WASHINGTON (TND) — The federal government may never know how much of the $5 trillion in pandemic aid got into the wrong hands but officials now have twice as much time to get some of it back.
Earlier this month, President Joe Biden signed bipartisan legislation doubling the statute of limitations for prosecuting Paycheck Protection Program and pandemic-related Economic Injury Disaster Loan fraud from five years to 10.
“My message to those cheats out there is this: You can’t hide. We’re going to find you," Biden said before signing the pair of bills.
So far, more than $1 billion in fraudulently obtained pandemic aid funds has been recovered, according to Pandemic Response Accountability Committee Chair Michael Horowitz.
“It’s just the tip of the iceberg. We expect tens of billions of dollars in fraud. As I’ve said before, it wouldn’t surprise me if the number exceeds $100 billion," Horowitz said.
Horowitz said the extended statutes of limitations mean fraudsters should no longer think they're "off the hook."
“We’re going to find people who’ve committed wrongdoing, who’ve engaged in fraud and this gives us the time to do it — particularly for the more elaborate difficult schemes including the fraud that occurred through overseas individuals because we want to chase the money that went overseas. That takes a fair amount of time," Horowitz said.
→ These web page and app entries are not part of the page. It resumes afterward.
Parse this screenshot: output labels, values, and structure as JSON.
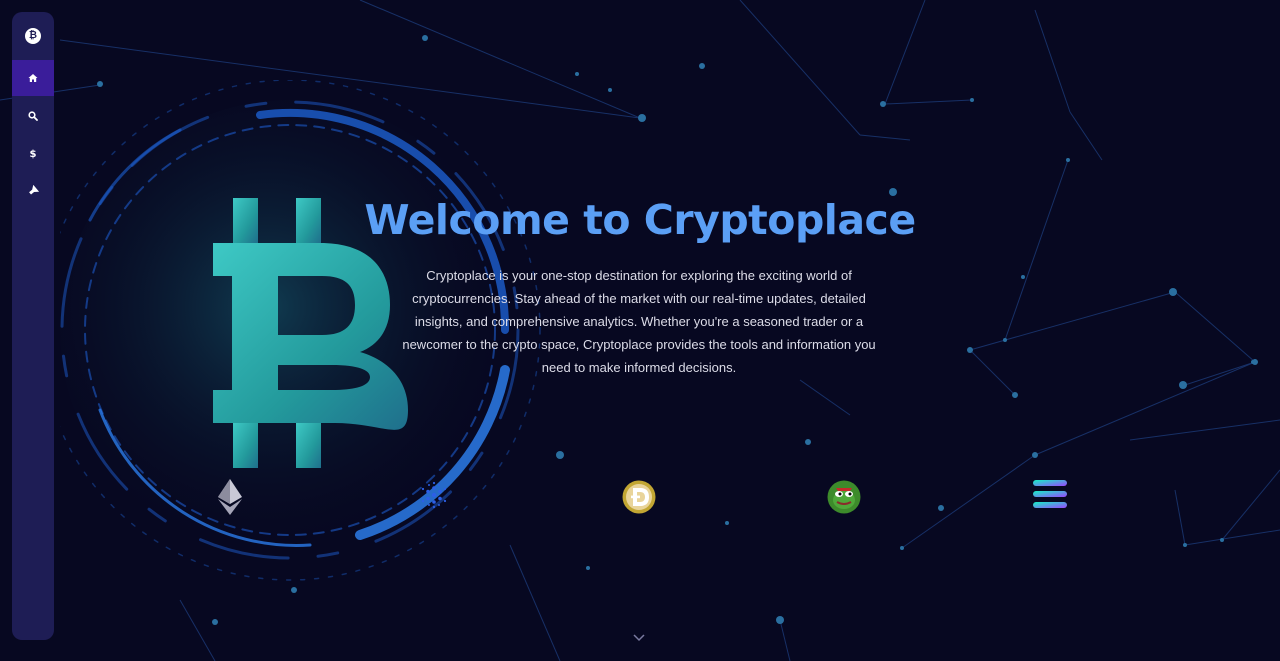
{
  "sidebar": {
    "logo": "bitcoin-icon",
    "items": [
      {
        "name": "home",
        "icon": "home-icon",
        "active": true
      },
      {
        "name": "search",
        "icon": "search-icon",
        "active": false
      },
      {
        "name": "prices",
        "icon": "dollar-icon",
        "active": false
      },
      {
        "name": "marketing",
        "icon": "megaphone-icon",
        "active": false
      }
    ]
  },
  "hero": {
    "title": "Welcome to Cryptoplace",
    "description": "Cryptoplace is your one-stop destination for exploring the exciting world of cryptocurrencies. Stay ahead of the market with our real-time updates, detailed insights, and comprehensive analytics. Whether you're a seasoned trader or a newcomer to the crypto space, Cryptoplace provides the tools and information you need to make informed decisions."
  },
  "coins": [
    "ethereum-icon",
    "cardano-icon",
    "dogecoin-icon",
    "pepe-icon",
    "solana-icon"
  ],
  "colors": {
    "background": "#070821",
    "sidebar": "#1e1d55",
    "active": "#3a1d9a",
    "accent": "#5b9ff5",
    "bitcoin": "#2fb5b0"
  }
}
Tully Rinckey, PLLC, and criminal defense attorney Ryan McCall said it appears the federal government is starting to understand the level of fraud that occurred during the pandemic.
“Since day one, there were individuals who were out there just trying to see what they could get. I think for a long time, they probably thought they were getting away scot-free," McCall said.
A common theme in reports by the PRAC and other inspectors general is that speed took precedence over accuracy when pandemic funds were distributed.
According to PRAC, 91% of all PPP funds were processed during the first four weeks of the program. About 57,000 applications were under names on the Treasury Department's 'Do Not Pay' list. The IRS sent about $3.5 billion to deceased individuals.
“The notion that there were only two choices: 'get the money out and we’ll figure it out later or we’ll take a lot of time to figure out who was entitled to money,' is a false choice," Horowitz said. "The taxpayer should have some comfort in knowing that when they spend that kind of money to try and support people in need when the pandemic hit, businesses in need, individuals in need, that that money’s going to go to the right place.”
Prosecuting fraudsters and getting the money back come with their own sets of challenges. McCall points out that the government has multiple ways to get the money back, like garnishing wages and tax returns. He said he expects the feds to "use every tool in their toolbox."
“What we do know about the government is a lot of times, it may not necessarily be happening at the speed of sound but it is going to happen," McCall said.